No more costly outsourcing…
The need for outsourcing equipment repairs drops dramatically when public works departments use CMMS for data management. With CMMS, users can easily set up equipment preventive maintenance schedules as well as automatic work order dispatches to technicians based on their level of expertise. Bigfoot CMMS, for example, will track and manage all equipment repairs and prevent unexpected breakdowns while allowing preventive repairs to be handled in house. After switching from outsourcing repairs to managing maintenance with Bigfoot, governmental entities have reported up to 90 percent of repairs being done internally, and a cost savings of $1 to $2 million over five years.
One county property management department that uses Bigfoot takes care of more than two dozen sites, ranging from the county’s administration facilities, agricultural buildings, senior centers and nursing homes, a prison, 9-1-1 emergency services center, and more than 90 bridges! And the facilities have their own critical internal systems, including data center equipment, power supplies, and HVACs. Considering that many public works departments manage numerous facilities and equipment, saving several million dollars is nothing to sneeze at.
Bigfoot has helped government entities re-organize maintenance operations and staff, reversing their reactive maintenance approach to automated preventive maintenance mode. These organizations report logging thousands of pieces of equipment into Bigfoot’s preventive maintenance (PM) calendars.
Bigfoot then reminds maintenance teams when to check equipment and replace parts before problems cause a machine to malfunction or shut down altogether.
For example, when a generator shuts down in a county building, a work order goes to the maintenance operations manager who then dispatches a technician to fix the problem. The technician makes the repair and completes the work order by indicating what was wrong and what repairs took place as well as the date, time, and cost, plus any other pertinent details. The information from that work order is captured in Bigfoot’s database.
Over time, the maintenance department can see that a particular generator needs to have a new air switch replaced every four months, based on its work order history. Consequently, Bigfoot’s preventive maintenance calendar alerts staff to replace that part in the generator every 3.5 months. When that reminder pops up on the schedule, the preventive maintenance work can take place before the breakdown occurs – rather than the maintenance staff having to wait and react to a work order request from an irritated county employee.
If outsourcing is still warranted, outside vendor invoices can be scanned into Bigfoot which then tracks the repair work using a color-coded system that tells users when the vendor made the repair and what the cost was.
Tracking projects, parts and vendors…
In addition to scheduling preventive maintenance, Bigfoot also enables public works staffers to generate purchase orders, maintain a parts inventory, and track projects. When new windows have to be installed in a county courthouse, for instance, Bigfoot’s database keeps track of all materials used in the project, plus labor and costs. In another instance, after technicians replace a fan belt in an air conditioning unit, Bigfoot tracks the repair, showing exactly which unit received the new belt as well as when and where the repair took place.

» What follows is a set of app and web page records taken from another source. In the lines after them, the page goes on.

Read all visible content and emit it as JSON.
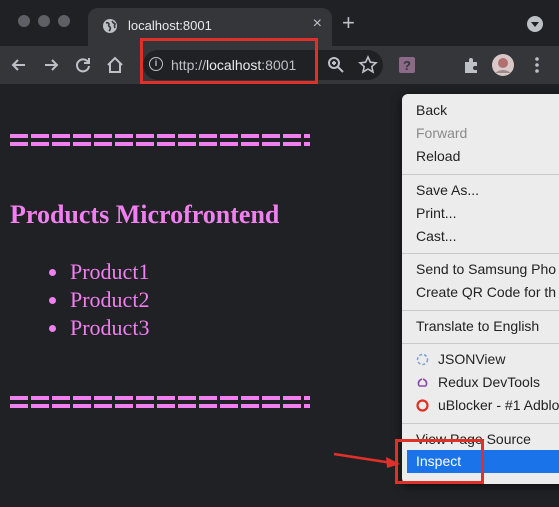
{
  "tab": {
    "title": "localhost:8001",
    "close": "×"
  },
  "new_tab": "+",
  "omnibox": {
    "url_prefix": "http://",
    "url_host": "localhost",
    "url_port": ":8001"
  },
  "page": {
    "title": "Products Microfrontend",
    "products": [
      "Product1",
      "Product2",
      "Product3"
    ],
    "accent_color": "#f07ff0"
  },
  "context_menu": {
    "back": "Back",
    "forward": "Forward",
    "reload": "Reload",
    "save_as": "Save As...",
    "print": "Print...",
    "cast": "Cast...",
    "send_to_samsung": "Send to Samsung Pho",
    "create_qr": "Create QR Code for th",
    "translate": "Translate to English",
    "jsonview": "JSONView",
    "redux": "Redux DevTools",
    "ublocker": "uBlocker - #1 Adblo",
    "view_source": "View Page Source",
    "inspect": "Inspect"
  },
  "colors": {
    "annotation": "#e0302a",
    "selected": "#1a73e8"
  }
}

All of this information drives preventive maintenance schedules.
This detailed documentation of repairs and maintenance further serves as protection from liability claims, which can be particularly important for public agencies. Should the need arise, property managers can access repair history records from Bigfoot, rather than having to rely on their memories or incomplete written notes.
Bigfoot also helps county property managers budget for capital assets, like a new plow truck, which is the type of asset that needs ongoing maintenance. But because repair invoices are converted to searchable data by Bigfoot, users know how often the vehicle has repair work done, how much money is being used to maintain it, and whether or not it should be replaced altogether.

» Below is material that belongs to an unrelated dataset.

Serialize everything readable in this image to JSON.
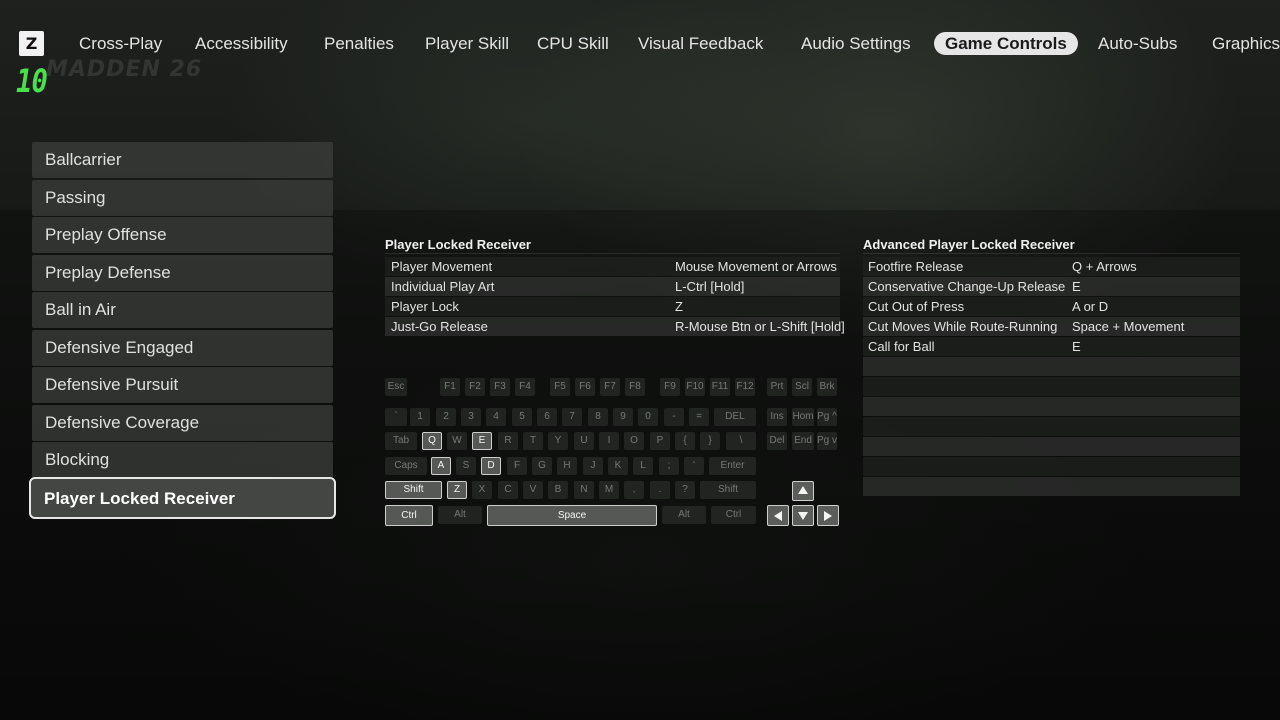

While our federal government needs new economic and job market strategies, smaller government entities managing public assets may need new maintenance strategies to manage more with less.